But, please, keep us up to speed, on e.g. Barr (and his Unitary Executive) vs. the Deep State and its SSCI cohorts.
Deneen's views are actually unexceptional among those who have a thorough understanding of the philosophical ideas behind libertarianism. The fact that some libertarians and their favored thinkers of the past may not follow out those ideas consistently doesn't change the FACT thatDelete
"liberalism contains within itself the seeds of its own destruction--progressive liberalism may get to the bottom of the slippery slope faster, but classical liberalism or libertarianism will get to the bottom just as surely because their fundamental principles are the same."
-->It’s clear enough to me, that he’s pushing a spurious dichotomy, of Righty defense of “customary norms”, vs. Lefty attacks on them. This is most likely a straw man vs. (at least much of) the Left, and exposes Deneen’s work as, at best, rather suspect for its honesty.<--Delete
I can recommend that you should read the book. I don't think anyone who's actually read the book would make those observations. I could be wrong. YMMV.
The overriding distinction Deneen makes is that (present day) conservatives--classic liberals or conservative liberals--are merely the obverse side of the liberal coin from progressive liberals.
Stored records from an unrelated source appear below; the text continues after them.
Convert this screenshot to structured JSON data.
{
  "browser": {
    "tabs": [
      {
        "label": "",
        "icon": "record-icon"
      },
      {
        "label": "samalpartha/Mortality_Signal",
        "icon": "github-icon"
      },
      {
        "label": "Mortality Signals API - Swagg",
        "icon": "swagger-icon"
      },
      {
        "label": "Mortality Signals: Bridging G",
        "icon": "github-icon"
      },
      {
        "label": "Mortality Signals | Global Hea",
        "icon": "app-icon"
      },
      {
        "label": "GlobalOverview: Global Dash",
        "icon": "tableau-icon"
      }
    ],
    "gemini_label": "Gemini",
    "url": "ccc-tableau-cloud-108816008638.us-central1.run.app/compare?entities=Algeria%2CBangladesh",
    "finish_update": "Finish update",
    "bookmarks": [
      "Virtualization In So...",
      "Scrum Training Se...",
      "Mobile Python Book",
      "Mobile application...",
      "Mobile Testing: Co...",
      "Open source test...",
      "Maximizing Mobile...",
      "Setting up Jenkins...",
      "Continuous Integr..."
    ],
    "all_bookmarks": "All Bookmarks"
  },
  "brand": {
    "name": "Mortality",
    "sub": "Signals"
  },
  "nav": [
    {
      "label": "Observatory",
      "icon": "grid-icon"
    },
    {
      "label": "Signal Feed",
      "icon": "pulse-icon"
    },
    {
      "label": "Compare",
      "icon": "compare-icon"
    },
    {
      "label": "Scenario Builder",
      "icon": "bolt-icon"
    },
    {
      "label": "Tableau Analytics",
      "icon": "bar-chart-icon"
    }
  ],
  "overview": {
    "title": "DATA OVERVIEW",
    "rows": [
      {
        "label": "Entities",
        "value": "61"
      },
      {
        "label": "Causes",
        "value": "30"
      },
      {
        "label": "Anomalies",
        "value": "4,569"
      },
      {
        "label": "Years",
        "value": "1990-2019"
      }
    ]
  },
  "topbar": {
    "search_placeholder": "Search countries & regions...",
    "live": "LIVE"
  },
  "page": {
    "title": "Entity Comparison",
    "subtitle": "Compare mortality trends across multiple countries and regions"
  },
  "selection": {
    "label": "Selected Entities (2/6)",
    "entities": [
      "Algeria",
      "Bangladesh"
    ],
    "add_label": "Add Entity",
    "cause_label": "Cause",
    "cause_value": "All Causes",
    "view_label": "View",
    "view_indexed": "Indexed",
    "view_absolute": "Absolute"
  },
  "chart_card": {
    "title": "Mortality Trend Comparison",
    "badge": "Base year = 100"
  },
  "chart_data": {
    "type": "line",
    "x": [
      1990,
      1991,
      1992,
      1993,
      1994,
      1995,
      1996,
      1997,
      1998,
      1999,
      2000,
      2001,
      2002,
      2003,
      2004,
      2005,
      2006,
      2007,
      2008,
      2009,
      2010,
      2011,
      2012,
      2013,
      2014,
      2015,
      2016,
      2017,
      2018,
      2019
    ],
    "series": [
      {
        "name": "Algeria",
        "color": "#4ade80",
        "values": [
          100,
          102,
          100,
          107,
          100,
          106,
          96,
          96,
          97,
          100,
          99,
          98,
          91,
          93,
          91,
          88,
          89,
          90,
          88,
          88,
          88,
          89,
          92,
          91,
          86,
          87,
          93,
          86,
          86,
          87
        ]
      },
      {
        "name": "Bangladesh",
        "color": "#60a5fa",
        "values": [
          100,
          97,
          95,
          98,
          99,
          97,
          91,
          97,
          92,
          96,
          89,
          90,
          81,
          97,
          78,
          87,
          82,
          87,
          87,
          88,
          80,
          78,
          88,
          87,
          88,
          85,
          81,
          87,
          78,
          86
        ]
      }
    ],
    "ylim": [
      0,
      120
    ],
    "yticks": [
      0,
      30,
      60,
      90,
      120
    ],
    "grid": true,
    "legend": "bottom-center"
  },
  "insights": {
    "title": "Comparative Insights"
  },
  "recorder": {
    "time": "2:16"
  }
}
The difference being the rank ordering of preferences.
Both sides believe in individual autonomy (freedom, liberty) and the state as the guarantor of rights--while hollowing out the culture, the mediating institutions of social life, e.g. Burke's little platoons.
I'd go on, but reading Deneen it soon becomes clear why conservatives haven't conserved anything of value in the culture, having been steam-rolled by progressives for 100 years, with a few intermissions along the way.
Remember, in the 1950s Wm F. Buckley said, "Stop!" He didn't say, "Not yet," and negotiate a compromise.
I just hope that the Right doesn’t dismiss the best libertarians (e.g. Hazlitt) on the balance between customs and laws (just because many Libertarians have blown off the wisdom of guys like Hume, and instead continue to seek, at all costs, the “greatest possible freedom” from customs).
If the Framers could build such an impressive structure of freedom from arbitrary gov’t, which still respected tried-and-true grass-roots customs, we should be able to try to emulate those great men.
Forbes: "reading Deneen it soon becomes clear why conservatives haven't conserved anything of value in the culture, having been steam-rolled by progressives for 100 years, with a few intermissions along the way."ReplyDelete
Libertarians are in the grip of an ideology--meaning, a set of simplistic ideas that have little relation to the reality of human nature. No doubt many mean well and react to the excesses of the Left, but Forbes somes up the result well.
Who was it that made that comment about continuing to bang your head against a wall? After 100 years of failing to conserve anything libertarians want to continue beating their heads against that same wall.
In fact, the more honest ones will say outright that they have no desire to conserve the culture.
To your point, honest libertarians have no interest in culture, being strictly utilitarian--believers of the rational man theory of homo economicus.Delete
And while man is capable of rational inquiry, most of his waking hours are driven by social-emotional considerations, e.g. hopes, fears, dreams, laughter, anger, preferences, experiences, that form innate and instinctual reactions, choices, and decision-making often at odds with rationality. This is due to trade-offs made in decision-making, when people attach differing (subjective) values to the choices under consideration.
Reliance on the rational man theory, to the exclusion of social-emotional characteristics, is to forego the humanity in mankind.
Which is a reason not to take them seriously, except that the simple explanation of everything is attractive to people with that type of mind. The type of mind that thinks running fringe candidates to defeat GOPers will somehow benefit the country, when the result will be the socialism they claim to deplore. Hard to reason with that mentality.Delete